Excerpts from an interface dataset:
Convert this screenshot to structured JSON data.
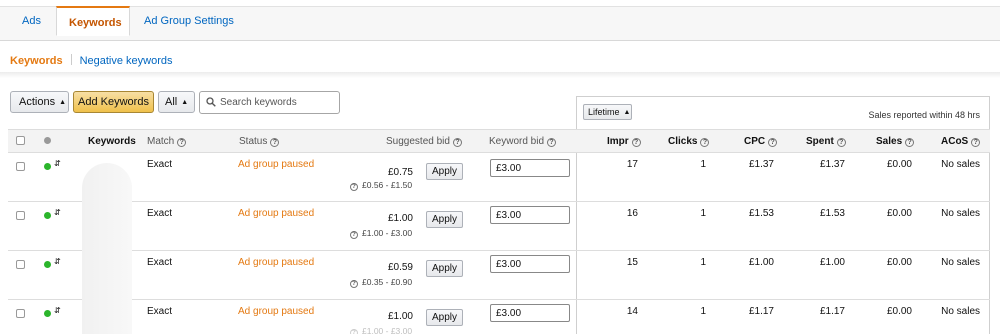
{
  "tabs": {
    "ads": "Ads",
    "keywords": "Keywords",
    "ad_group_settings": "Ad Group Settings"
  },
  "subnav": {
    "keywords": "Keywords",
    "negative_keywords": "Negative keywords"
  },
  "toolbar": {
    "actions_label": "Actions",
    "add_keywords_label": "Add Keywords",
    "filter_label": "All",
    "search_placeholder": "Search keywords"
  },
  "metrics_panel": {
    "period_label": "Lifetime",
    "note": "Sales reported within 48 hrs"
  },
  "columns": {
    "keywords": "Keywords",
    "match": "Match",
    "status": "Status",
    "suggested_bid": "Suggested bid",
    "keyword_bid": "Keyword bid",
    "impr": "Impr",
    "clicks": "Clicks",
    "cpc": "CPC",
    "spent": "Spent",
    "sales": "Sales",
    "acos": "ACoS"
  },
  "apply_label": "Apply",
  "status_colors": {
    "active_dot": "#2bb52b",
    "paused_text": "#e47911"
  },
  "rows": [
    {
      "match": "Exact",
      "status": "Ad group paused",
      "suggested_bid": "£0.75",
      "bid_range": "£0.56 - £1.50",
      "keyword_bid": "£3.00",
      "impr": "17",
      "clicks": "1",
      "cpc": "£1.37",
      "spent": "£1.37",
      "sales": "£0.00",
      "acos": "No sales"
    },
    {
      "match": "Exact",
      "status": "Ad group paused",
      "suggested_bid": "£1.00",
      "bid_range": "£1.00 - £3.00",
      "keyword_bid": "£3.00",
      "impr": "16",
      "clicks": "1",
      "cpc": "£1.53",
      "spent": "£1.53",
      "sales": "£0.00",
      "acos": "No sales"
    },
    {
      "match": "Exact",
      "status": "Ad group paused",
      "suggested_bid": "£0.59",
      "bid_range": "£0.35 - £0.90",
      "keyword_bid": "£3.00",
      "impr": "15",
      "clicks": "1",
      "cpc": "£1.00",
      "spent": "£1.00",
      "sales": "£0.00",
      "acos": "No sales"
    },
    {
      "match": "Exact",
      "status": "Ad group paused",
      "suggested_bid": "£1.00",
      "bid_range": "£1.00 - £3.00",
      "keyword_bid": "£3.00",
      "impr": "14",
      "clicks": "1",
      "cpc": "£1.17",
      "spent": "£1.17",
      "sales": "£0.00",
      "acos": "No sales"
    }
  ]
}
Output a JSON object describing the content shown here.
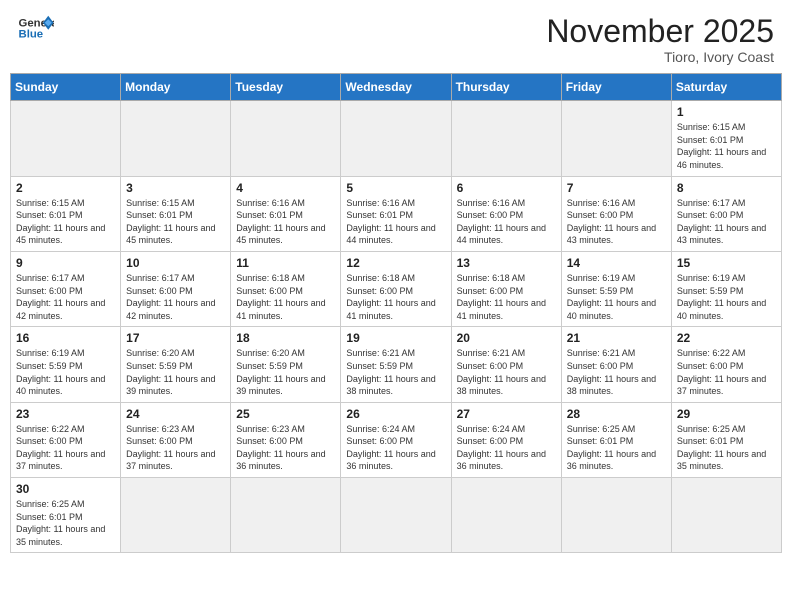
{
  "header": {
    "logo_general": "General",
    "logo_blue": "Blue",
    "month": "November 2025",
    "location": "Tioro, Ivory Coast"
  },
  "weekdays": [
    "Sunday",
    "Monday",
    "Tuesday",
    "Wednesday",
    "Thursday",
    "Friday",
    "Saturday"
  ],
  "weeks": [
    [
      {
        "day": "",
        "empty": true
      },
      {
        "day": "",
        "empty": true
      },
      {
        "day": "",
        "empty": true
      },
      {
        "day": "",
        "empty": true
      },
      {
        "day": "",
        "empty": true
      },
      {
        "day": "",
        "empty": true
      },
      {
        "day": "1",
        "sunrise": "6:15 AM",
        "sunset": "6:01 PM",
        "daylight": "11 hours and 46 minutes."
      }
    ],
    [
      {
        "day": "2",
        "sunrise": "6:15 AM",
        "sunset": "6:01 PM",
        "daylight": "11 hours and 45 minutes."
      },
      {
        "day": "3",
        "sunrise": "6:15 AM",
        "sunset": "6:01 PM",
        "daylight": "11 hours and 45 minutes."
      },
      {
        "day": "4",
        "sunrise": "6:16 AM",
        "sunset": "6:01 PM",
        "daylight": "11 hours and 45 minutes."
      },
      {
        "day": "5",
        "sunrise": "6:16 AM",
        "sunset": "6:01 PM",
        "daylight": "11 hours and 44 minutes."
      },
      {
        "day": "6",
        "sunrise": "6:16 AM",
        "sunset": "6:00 PM",
        "daylight": "11 hours and 44 minutes."
      },
      {
        "day": "7",
        "sunrise": "6:16 AM",
        "sunset": "6:00 PM",
        "daylight": "11 hours and 43 minutes."
      },
      {
        "day": "8",
        "sunrise": "6:17 AM",
        "sunset": "6:00 PM",
        "daylight": "11 hours and 43 minutes."
      }
    ],
    [
      {
        "day": "9",
        "sunrise": "6:17 AM",
        "sunset": "6:00 PM",
        "daylight": "11 hours and 42 minutes."
      },
      {
        "day": "10",
        "sunrise": "6:17 AM",
        "sunset": "6:00 PM",
        "daylight": "11 hours and 42 minutes."
      },
      {
        "day": "11",
        "sunrise": "6:18 AM",
        "sunset": "6:00 PM",
        "daylight": "11 hours and 41 minutes."
      },
      {
        "day": "12",
        "sunrise": "6:18 AM",
        "sunset": "6:00 PM",
        "daylight": "11 hours and 41 minutes."
      },
      {
        "day": "13",
        "sunrise": "6:18 AM",
        "sunset": "6:00 PM",
        "daylight": "11 hours and 41 minutes."
      },
      {
        "day": "14",
        "sunrise": "6:19 AM",
        "sunset": "5:59 PM",
        "daylight": "11 hours and 40 minutes."
      },
      {
        "day": "15",
        "sunrise": "6:19 AM",
        "sunset": "5:59 PM",
        "daylight": "11 hours and 40 minutes."
      }
    ],
    [
      {
        "day": "16",
        "sunrise": "6:19 AM",
        "sunset": "5:59 PM",
        "daylight": "11 hours and 40 minutes."
      },
      {
        "day": "17",
        "sunrise": "6:20 AM",
        "sunset": "5:59 PM",
        "daylight": "11 hours and 39 minutes."
      },
      {
        "day": "18",
        "sunrise": "6:20 AM",
        "sunset": "5:59 PM",
        "daylight": "11 hours and 39 minutes."
      },
      {
        "day": "19",
        "sunrise": "6:21 AM",
        "sunset": "5:59 PM",
        "daylight": "11 hours and 38 minutes."
      },
      {
        "day": "20",
        "sunrise": "6:21 AM",
        "sunset": "6:00 PM",
        "daylight": "11 hours and 38 minutes."
      },
      {
        "day": "21",
        "sunrise": "6:21 AM",
        "sunset": "6:00 PM",
        "daylight": "11 hours and 38 minutes."
      },
      {
        "day": "22",
        "sunrise": "6:22 AM",
        "sunset": "6:00 PM",
        "daylight": "11 hours and 37 minutes."
      }
    ],
    [
      {
        "day": "23",
        "sunrise": "6:22 AM",
        "sunset": "6:00 PM",
        "daylight": "11 hours and 37 minutes."
      },
      {
        "day": "24",
        "sunrise": "6:23 AM",
        "sunset": "6:00 PM",
        "daylight": "11 hours and 37 minutes."
      },
      {
        "day": "25",
        "sunrise": "6:23 AM",
        "sunset": "6:00 PM",
        "daylight": "11 hours and 36 minutes."
      },
      {
        "day": "26",
        "sunrise": "6:24 AM",
        "sunset": "6:00 PM",
        "daylight": "11 hours and 36 minutes."
      },
      {
        "day": "27",
        "sunrise": "6:24 AM",
        "sunset": "6:00 PM",
        "daylight": "11 hours and 36 minutes."
      },
      {
        "day": "28",
        "sunrise": "6:25 AM",
        "sunset": "6:01 PM",
        "daylight": "11 hours and 36 minutes."
      },
      {
        "day": "29",
        "sunrise": "6:25 AM",
        "sunset": "6:01 PM",
        "daylight": "11 hours and 35 minutes."
      }
    ],
    [
      {
        "day": "30",
        "sunrise": "6:25 AM",
        "sunset": "6:01 PM",
        "daylight": "11 hours and 35 minutes."
      },
      {
        "day": "",
        "empty": true
      },
      {
        "day": "",
        "empty": true
      },
      {
        "day": "",
        "empty": true
      },
      {
        "day": "",
        "empty": true
      },
      {
        "day": "",
        "empty": true
      },
      {
        "day": "",
        "empty": true
      }
    ]
  ]
}
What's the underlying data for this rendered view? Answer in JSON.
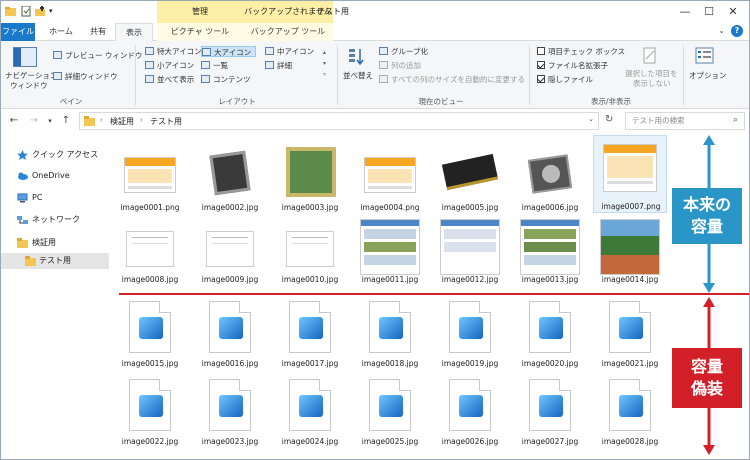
{
  "window": {
    "title": "テスト用",
    "context_groups": [
      {
        "label": "管理",
        "color": "#fdf0a6"
      },
      {
        "label": "バックアップされません",
        "color": "#fdf0a6"
      }
    ],
    "controls": {
      "minimize": "—",
      "maximize": "☐",
      "close": "✕"
    }
  },
  "tabs": [
    {
      "label": "ファイル"
    },
    {
      "label": "ホーム"
    },
    {
      "label": "共有"
    },
    {
      "label": "表示"
    },
    {
      "label": "ピクチャ ツール"
    },
    {
      "label": "バックアップ ツール"
    }
  ],
  "ribbon": {
    "pane": {
      "nav_pane_line1": "ナビゲーション",
      "nav_pane_line2": "ウィンドウ",
      "preview": "プレビュー ウィンドウ",
      "details": "詳細ウィンドウ",
      "label": "ペイン"
    },
    "layout": {
      "items": [
        "特大アイコン",
        "大アイコン",
        "中アイコン",
        "小アイコン",
        "一覧",
        "詳細",
        "並べて表示",
        "コンテンツ"
      ],
      "label": "レイアウト"
    },
    "current_view": {
      "sort": "並べ替え",
      "group_by": "グループ化",
      "add_columns": "列の追加",
      "fit_columns": "すべての列のサイズを自動的に変更する",
      "label": "現在のビュー"
    },
    "show_hide": {
      "item_checkbox": "項目チェック ボックス",
      "file_ext": "ファイル名拡張子",
      "hidden_items": "隠しファイル",
      "hide_selected_line1": "選択した項目を",
      "hide_selected_line2": "表示しない",
      "label": "表示/非表示"
    },
    "options": "オプション"
  },
  "address": {
    "crumbs": [
      "検証用",
      "テスト用"
    ],
    "search_placeholder": "テスト用の検索"
  },
  "nav_pane": [
    {
      "label": "クイック アクセス",
      "icon": "star-icon"
    },
    {
      "label": "OneDrive",
      "icon": "cloud-icon"
    },
    {
      "label": "PC",
      "icon": "pc-icon"
    },
    {
      "label": "ネットワーク",
      "icon": "network-icon"
    },
    {
      "label": "検証用",
      "icon": "folder-icon"
    },
    {
      "label": "テスト用",
      "icon": "folder-icon"
    }
  ],
  "files": [
    {
      "name": "image0001.png"
    },
    {
      "name": "image0002.jpg"
    },
    {
      "name": "image0003.jpg"
    },
    {
      "name": "image0004.png"
    },
    {
      "name": "image0005.jpg"
    },
    {
      "name": "image0006.jpg"
    },
    {
      "name": "image0007.png"
    },
    {
      "name": "image0008.jpg"
    },
    {
      "name": "image0009.jpg"
    },
    {
      "name": "image0010.jpg"
    },
    {
      "name": "image0011.jpg"
    },
    {
      "name": "image0012.jpg"
    },
    {
      "name": "image0013.jpg"
    },
    {
      "name": "image0014.jpg"
    },
    {
      "name": "image0015.jpg"
    },
    {
      "name": "image0016.jpg"
    },
    {
      "name": "image0017.jpg"
    },
    {
      "name": "image0018.jpg"
    },
    {
      "name": "image0019.jpg"
    },
    {
      "name": "image0020.jpg"
    },
    {
      "name": "image0021.jpg"
    },
    {
      "name": "image0022.jpg"
    },
    {
      "name": "image0023.jpg"
    },
    {
      "name": "image0024.jpg"
    },
    {
      "name": "image0025.jpg"
    },
    {
      "name": "image0026.jpg"
    },
    {
      "name": "image0027.jpg"
    },
    {
      "name": "image0028.jpg"
    }
  ],
  "annotations": {
    "real_line1": "本来の",
    "real_line2": "容量",
    "fake_line1": "容量",
    "fake_line2": "偽装",
    "blue": "#2a96c8",
    "red": "#d32028"
  }
}
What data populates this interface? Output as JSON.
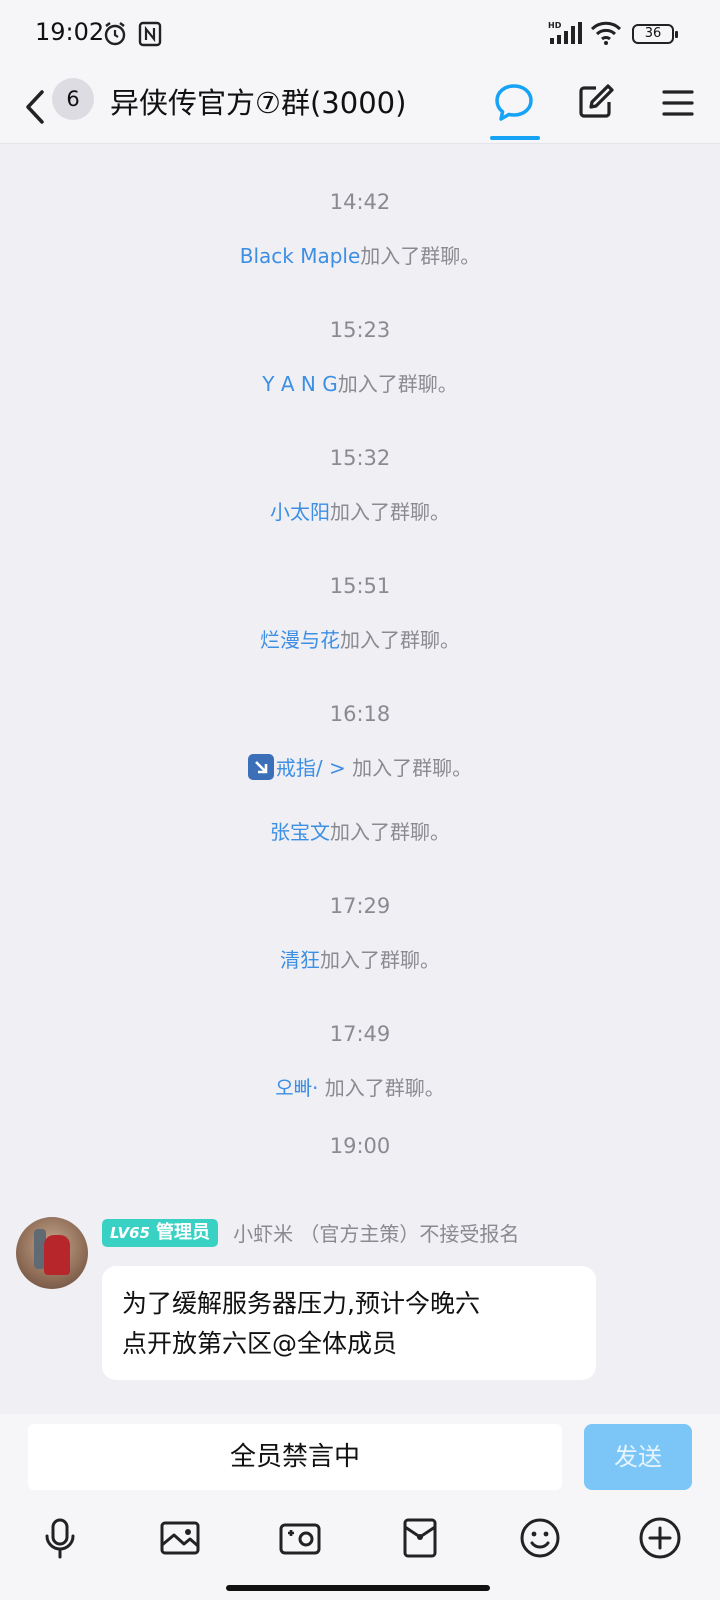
{
  "status_bar": {
    "time": "19:02",
    "network": "HD",
    "battery": "36"
  },
  "header": {
    "unread_count": "6",
    "title": "异侠传官方⑦群(3000)",
    "accent_color": "#16a2f5"
  },
  "timeline": [
    {
      "time": "14:42",
      "events": [
        {
          "nick": "Black Maple",
          "text": "加入了群聊。"
        }
      ]
    },
    {
      "time": "15:23",
      "events": [
        {
          "nick": "Y A N G",
          "text": "加入了群聊。"
        }
      ]
    },
    {
      "time": "15:32",
      "events": [
        {
          "nick": "小太阳",
          "text": "加入了群聊。"
        }
      ]
    },
    {
      "time": "15:51",
      "events": [
        {
          "nick": "烂漫与花",
          "text": "加入了群聊。"
        }
      ]
    },
    {
      "time": "16:18",
      "events": [
        {
          "nick": "戒指/ >",
          "text": "加入了群聊。"
        },
        {
          "nick": "张宝文",
          "text": "加入了群聊。"
        }
      ]
    },
    {
      "time": "17:29",
      "events": [
        {
          "nick": "清狂",
          "text": "加入了群聊。"
        }
      ]
    },
    {
      "time": "17:49",
      "events": [
        {
          "nick": "오빠·",
          "text": "加入了群聊。"
        }
      ]
    },
    {
      "time": "19:00",
      "events": []
    }
  ],
  "message": {
    "level": "LV65",
    "role": "管理员",
    "sender": "小虾米 （官方主策）不接受报名",
    "text_line1": "为了缓解服务器压力,预计今晚六",
    "text_line2": "点开放第六区@全体成员"
  },
  "input": {
    "muted_text": "全员禁言中",
    "send_label": "发送"
  },
  "toolbar": [
    "mic-icon",
    "image-icon",
    "camera-icon",
    "red-packet-icon",
    "emoji-icon",
    "plus-icon"
  ]
}
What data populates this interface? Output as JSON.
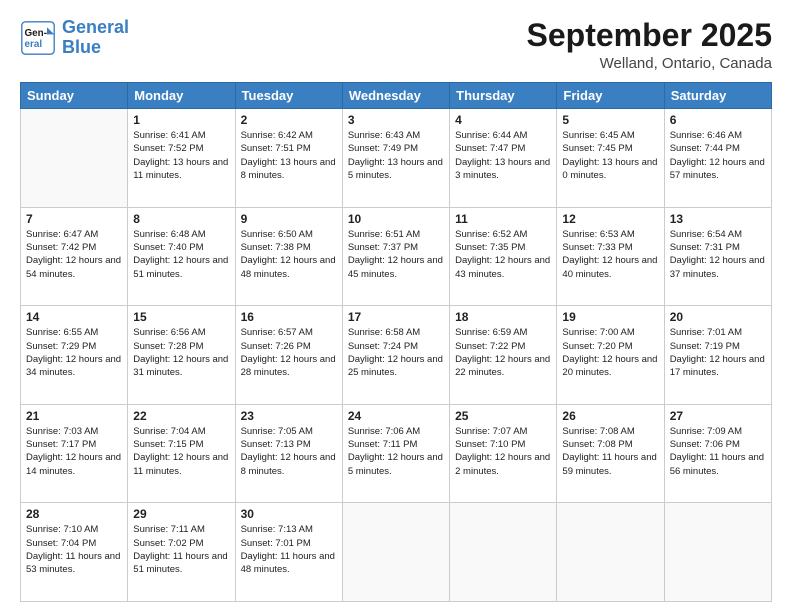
{
  "logo": {
    "line1": "General",
    "line2": "Blue"
  },
  "title": "September 2025",
  "subtitle": "Welland, Ontario, Canada",
  "days_of_week": [
    "Sunday",
    "Monday",
    "Tuesday",
    "Wednesday",
    "Thursday",
    "Friday",
    "Saturday"
  ],
  "weeks": [
    [
      {
        "day": "",
        "empty": true
      },
      {
        "day": "1",
        "sunrise": "6:41 AM",
        "sunset": "7:52 PM",
        "daylight": "13 hours and 11 minutes."
      },
      {
        "day": "2",
        "sunrise": "6:42 AM",
        "sunset": "7:51 PM",
        "daylight": "13 hours and 8 minutes."
      },
      {
        "day": "3",
        "sunrise": "6:43 AM",
        "sunset": "7:49 PM",
        "daylight": "13 hours and 5 minutes."
      },
      {
        "day": "4",
        "sunrise": "6:44 AM",
        "sunset": "7:47 PM",
        "daylight": "13 hours and 3 minutes."
      },
      {
        "day": "5",
        "sunrise": "6:45 AM",
        "sunset": "7:45 PM",
        "daylight": "13 hours and 0 minutes."
      },
      {
        "day": "6",
        "sunrise": "6:46 AM",
        "sunset": "7:44 PM",
        "daylight": "12 hours and 57 minutes."
      }
    ],
    [
      {
        "day": "7",
        "sunrise": "6:47 AM",
        "sunset": "7:42 PM",
        "daylight": "12 hours and 54 minutes."
      },
      {
        "day": "8",
        "sunrise": "6:48 AM",
        "sunset": "7:40 PM",
        "daylight": "12 hours and 51 minutes."
      },
      {
        "day": "9",
        "sunrise": "6:50 AM",
        "sunset": "7:38 PM",
        "daylight": "12 hours and 48 minutes."
      },
      {
        "day": "10",
        "sunrise": "6:51 AM",
        "sunset": "7:37 PM",
        "daylight": "12 hours and 45 minutes."
      },
      {
        "day": "11",
        "sunrise": "6:52 AM",
        "sunset": "7:35 PM",
        "daylight": "12 hours and 43 minutes."
      },
      {
        "day": "12",
        "sunrise": "6:53 AM",
        "sunset": "7:33 PM",
        "daylight": "12 hours and 40 minutes."
      },
      {
        "day": "13",
        "sunrise": "6:54 AM",
        "sunset": "7:31 PM",
        "daylight": "12 hours and 37 minutes."
      }
    ],
    [
      {
        "day": "14",
        "sunrise": "6:55 AM",
        "sunset": "7:29 PM",
        "daylight": "12 hours and 34 minutes."
      },
      {
        "day": "15",
        "sunrise": "6:56 AM",
        "sunset": "7:28 PM",
        "daylight": "12 hours and 31 minutes."
      },
      {
        "day": "16",
        "sunrise": "6:57 AM",
        "sunset": "7:26 PM",
        "daylight": "12 hours and 28 minutes."
      },
      {
        "day": "17",
        "sunrise": "6:58 AM",
        "sunset": "7:24 PM",
        "daylight": "12 hours and 25 minutes."
      },
      {
        "day": "18",
        "sunrise": "6:59 AM",
        "sunset": "7:22 PM",
        "daylight": "12 hours and 22 minutes."
      },
      {
        "day": "19",
        "sunrise": "7:00 AM",
        "sunset": "7:20 PM",
        "daylight": "12 hours and 20 minutes."
      },
      {
        "day": "20",
        "sunrise": "7:01 AM",
        "sunset": "7:19 PM",
        "daylight": "12 hours and 17 minutes."
      }
    ],
    [
      {
        "day": "21",
        "sunrise": "7:03 AM",
        "sunset": "7:17 PM",
        "daylight": "12 hours and 14 minutes."
      },
      {
        "day": "22",
        "sunrise": "7:04 AM",
        "sunset": "7:15 PM",
        "daylight": "12 hours and 11 minutes."
      },
      {
        "day": "23",
        "sunrise": "7:05 AM",
        "sunset": "7:13 PM",
        "daylight": "12 hours and 8 minutes."
      },
      {
        "day": "24",
        "sunrise": "7:06 AM",
        "sunset": "7:11 PM",
        "daylight": "12 hours and 5 minutes."
      },
      {
        "day": "25",
        "sunrise": "7:07 AM",
        "sunset": "7:10 PM",
        "daylight": "12 hours and 2 minutes."
      },
      {
        "day": "26",
        "sunrise": "7:08 AM",
        "sunset": "7:08 PM",
        "daylight": "11 hours and 59 minutes."
      },
      {
        "day": "27",
        "sunrise": "7:09 AM",
        "sunset": "7:06 PM",
        "daylight": "11 hours and 56 minutes."
      }
    ],
    [
      {
        "day": "28",
        "sunrise": "7:10 AM",
        "sunset": "7:04 PM",
        "daylight": "11 hours and 53 minutes."
      },
      {
        "day": "29",
        "sunrise": "7:11 AM",
        "sunset": "7:02 PM",
        "daylight": "11 hours and 51 minutes."
      },
      {
        "day": "30",
        "sunrise": "7:13 AM",
        "sunset": "7:01 PM",
        "daylight": "11 hours and 48 minutes."
      },
      {
        "day": "",
        "empty": true
      },
      {
        "day": "",
        "empty": true
      },
      {
        "day": "",
        "empty": true
      },
      {
        "day": "",
        "empty": true
      }
    ]
  ]
}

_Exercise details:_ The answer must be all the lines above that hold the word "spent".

_Solution below:_
    "spent": "Spent",
      "spent": "£1.37",
      "spent": "£1.53",
      "spent": "£1.00",
      "spent": "£1.17",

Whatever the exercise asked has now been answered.